by Bob Inglis
Recently 200 former members of Congress, Republicans and Democrats, gathered at Carpenters’ Hall in Philadelphia to sign Issue One’s Declaration to Renew the Founders’ Promise. In that declaration we called on fellow citizens to put country above party, to replace the big money in politics with small-dollar contributions; to draw reasonable districts that create competitive elections; to defend the importance of a free media; to demand adherence to the highest ethical standards; and to return to “regular order” in the legislative process whereby bills are freely amendable.
These former members of Congress were speaking with candor and with less rancor than when we ourselves were still in Congress. Admittedly, there’s a grace that comes from mellowing, and there’s truth in the old adage that statesmen are dead or defeated politicians. It’s also true, though, that it’s inspiring to consider the Founders’ dream and to be in the very buildings in which they conceived of liberty enshrined in law.
These recent conversations in Philadelphia were quite different from the ever-elevating shouting matches in Washington and across America. One side blames the other and vice versa. Thanks to the ease with which insults can fly on social media, we no longer listen to each other or strive to bridge the divide. We seep in that anger, the toxic brew fueling grudges, protests, boycotts and slurs.
But outrage isn’t enough. The angrier we get, the angrier lawmakers get on our behalf, becoming our gladiators in the blood sport of identity politics. That outrage doesn’t propel progress; it kills progress.
Americans have the power to say: Enough is enough. Give us solutions more than outrage.
We often complain that members of Congress don’t listen to us, but they listen very carefully in poll after poll, thread after thread on social media, and rant after rant on talk radio and talk TV.
Outrage and fear threaten our ability to govern ourselves. Warring camps of Rs and Ds even have un-civil wars within their own camps. Strangers on social media go at each other as though they’re mortal enemies rather than countrymen. We take up sides and expect our leaders to be the loudest and the meanest among us.
In the midst of my last race in 2010, I met with four, senior, well-to-do couples. All of them were avid Fox News viewers and talk radio listeners. In previous election cycles they’d contributed thousands of dollars to my campaigns. In the 2010 cycle they hadn’t given a dime. An hour and a half into this meeting, one of them spoke for the rest of them. “What don’t you get, Bob?” he asked me. “Barack Obama is a socialist, communist, Marxist who’s trying to destroy the American economy so that he can take over as dictator. Health care is part of that plot, and he wants to open up the Mexican border and turn us into a Muslim nation.”
The next day back in Washington, I found then-Republican Minority Leader John Boehlert on the House floor. “You’re a better politician that I am, John,” I started. “What would you have told those folks last night?”
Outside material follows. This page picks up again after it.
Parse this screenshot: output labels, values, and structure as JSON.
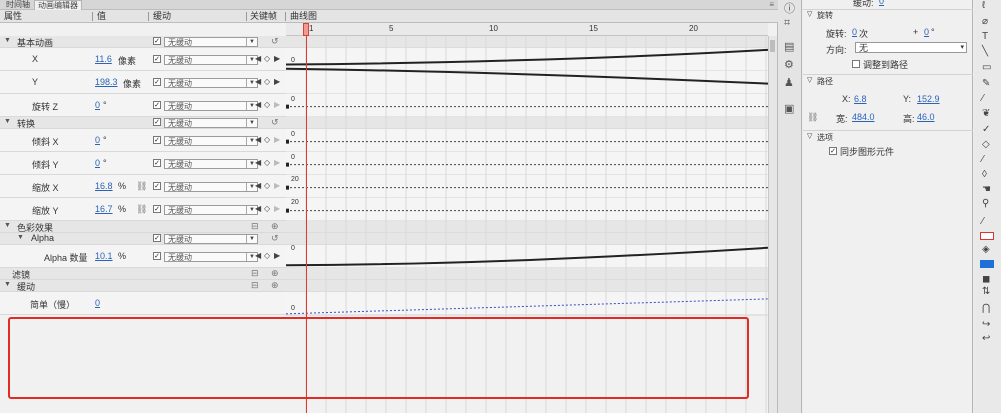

“I would have told them it’s not quite that bad,” Boehner said.
“Whoa, John, that’s what I told them,” I said to Boehner. “It didn’t work.”
And then I went on to say something that was sadly prescient. “John, if you’re going to lead these fearful, frenzied people to the cliff they’re running towards, you’re going to have to run out in front of them and yell over your shoulder, ‘You don’t know the half of it. If you knew what I know about Barack Obama, you’d really be afraid!’”
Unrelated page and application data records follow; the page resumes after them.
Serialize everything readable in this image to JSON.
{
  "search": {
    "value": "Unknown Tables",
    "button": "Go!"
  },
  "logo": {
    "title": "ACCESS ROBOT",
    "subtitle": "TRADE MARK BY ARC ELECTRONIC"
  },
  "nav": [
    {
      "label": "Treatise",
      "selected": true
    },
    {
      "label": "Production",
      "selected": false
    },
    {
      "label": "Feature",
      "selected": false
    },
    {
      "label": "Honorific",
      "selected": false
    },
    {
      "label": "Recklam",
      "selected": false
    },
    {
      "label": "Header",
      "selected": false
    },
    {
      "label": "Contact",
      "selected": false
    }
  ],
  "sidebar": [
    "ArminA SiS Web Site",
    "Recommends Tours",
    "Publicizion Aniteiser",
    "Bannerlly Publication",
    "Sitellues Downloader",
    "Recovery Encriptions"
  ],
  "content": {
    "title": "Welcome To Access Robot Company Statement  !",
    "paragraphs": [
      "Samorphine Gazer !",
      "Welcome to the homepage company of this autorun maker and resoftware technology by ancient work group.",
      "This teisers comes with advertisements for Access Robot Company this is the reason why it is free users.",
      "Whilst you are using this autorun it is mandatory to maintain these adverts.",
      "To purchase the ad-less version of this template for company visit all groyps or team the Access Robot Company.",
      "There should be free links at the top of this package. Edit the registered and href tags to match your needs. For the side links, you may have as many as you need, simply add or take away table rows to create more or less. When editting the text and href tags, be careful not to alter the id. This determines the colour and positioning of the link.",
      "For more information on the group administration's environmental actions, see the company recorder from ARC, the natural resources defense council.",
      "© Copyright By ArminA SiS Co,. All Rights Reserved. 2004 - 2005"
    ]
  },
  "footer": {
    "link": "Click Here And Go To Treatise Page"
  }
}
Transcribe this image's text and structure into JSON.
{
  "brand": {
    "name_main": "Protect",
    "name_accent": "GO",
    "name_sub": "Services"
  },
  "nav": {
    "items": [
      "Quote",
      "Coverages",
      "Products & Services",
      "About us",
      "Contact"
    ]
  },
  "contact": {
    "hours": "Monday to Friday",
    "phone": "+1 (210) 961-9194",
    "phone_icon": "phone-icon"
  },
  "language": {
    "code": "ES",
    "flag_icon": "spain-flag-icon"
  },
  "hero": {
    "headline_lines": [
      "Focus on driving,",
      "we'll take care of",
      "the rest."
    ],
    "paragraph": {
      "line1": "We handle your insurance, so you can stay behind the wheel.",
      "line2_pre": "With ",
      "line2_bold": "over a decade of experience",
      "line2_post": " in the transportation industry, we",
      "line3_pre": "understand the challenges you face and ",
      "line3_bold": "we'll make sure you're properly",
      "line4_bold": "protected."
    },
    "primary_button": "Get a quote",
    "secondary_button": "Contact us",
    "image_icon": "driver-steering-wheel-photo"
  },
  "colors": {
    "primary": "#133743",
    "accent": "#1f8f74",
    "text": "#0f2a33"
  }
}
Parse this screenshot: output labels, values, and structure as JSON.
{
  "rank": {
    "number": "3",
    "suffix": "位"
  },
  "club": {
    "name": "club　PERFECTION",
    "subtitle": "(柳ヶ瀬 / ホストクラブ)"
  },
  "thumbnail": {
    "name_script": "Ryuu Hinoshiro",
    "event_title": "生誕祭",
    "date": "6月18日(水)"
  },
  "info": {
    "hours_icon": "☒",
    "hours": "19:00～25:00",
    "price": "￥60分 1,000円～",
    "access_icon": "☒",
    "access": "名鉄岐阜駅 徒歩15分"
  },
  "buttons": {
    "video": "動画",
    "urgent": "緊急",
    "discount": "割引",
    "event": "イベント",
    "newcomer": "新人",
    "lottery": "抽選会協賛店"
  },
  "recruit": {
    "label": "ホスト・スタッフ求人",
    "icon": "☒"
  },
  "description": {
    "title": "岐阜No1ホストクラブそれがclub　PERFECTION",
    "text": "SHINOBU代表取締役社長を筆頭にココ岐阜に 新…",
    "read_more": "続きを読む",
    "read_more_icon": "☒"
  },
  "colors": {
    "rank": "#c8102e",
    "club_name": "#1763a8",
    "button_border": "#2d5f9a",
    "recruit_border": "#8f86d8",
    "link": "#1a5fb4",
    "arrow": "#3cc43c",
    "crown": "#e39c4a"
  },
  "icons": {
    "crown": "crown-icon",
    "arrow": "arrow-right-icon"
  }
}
Sadly, it’s that amplification of the outrage that we’ve come to expect from our politicians. Bernie Sanders—the guy who yelled at us throughout 2016—was the guy with the juice, whereas Hilary Clinton seemed boring. Donald Trump called for fisticuffs at his rallies, making Jeb Bush and other stable leaders look weak.
There may be some catharsis in choosing gladiators over solutions, but our problems don’t go away. Climate change, for example, worsens because the laws of geoscience and chemistry aren’t altered by tweets.
Meanwhile, policies based on bedrock conservatism could harness the power of free enterprise while being acceptable to many progressives. America could lead the world to solutions on climate change. We can get there. On climate change and many other issues we just need to ask our leaders for solutions rather than scapegoats, for light rather than heat, for courage rather than outrage.
In short, we need to renew the Founders’ promise.
Bob Inglis, a Republican, represented Greenville-Spartanburg in the U.S. Congress from 1993-1999 and 2005-2011. He now directs republicEn.org, a community of conservatives committed to free enterprise action on climate change. He is a member of Issue One’s ReFormers Caucus.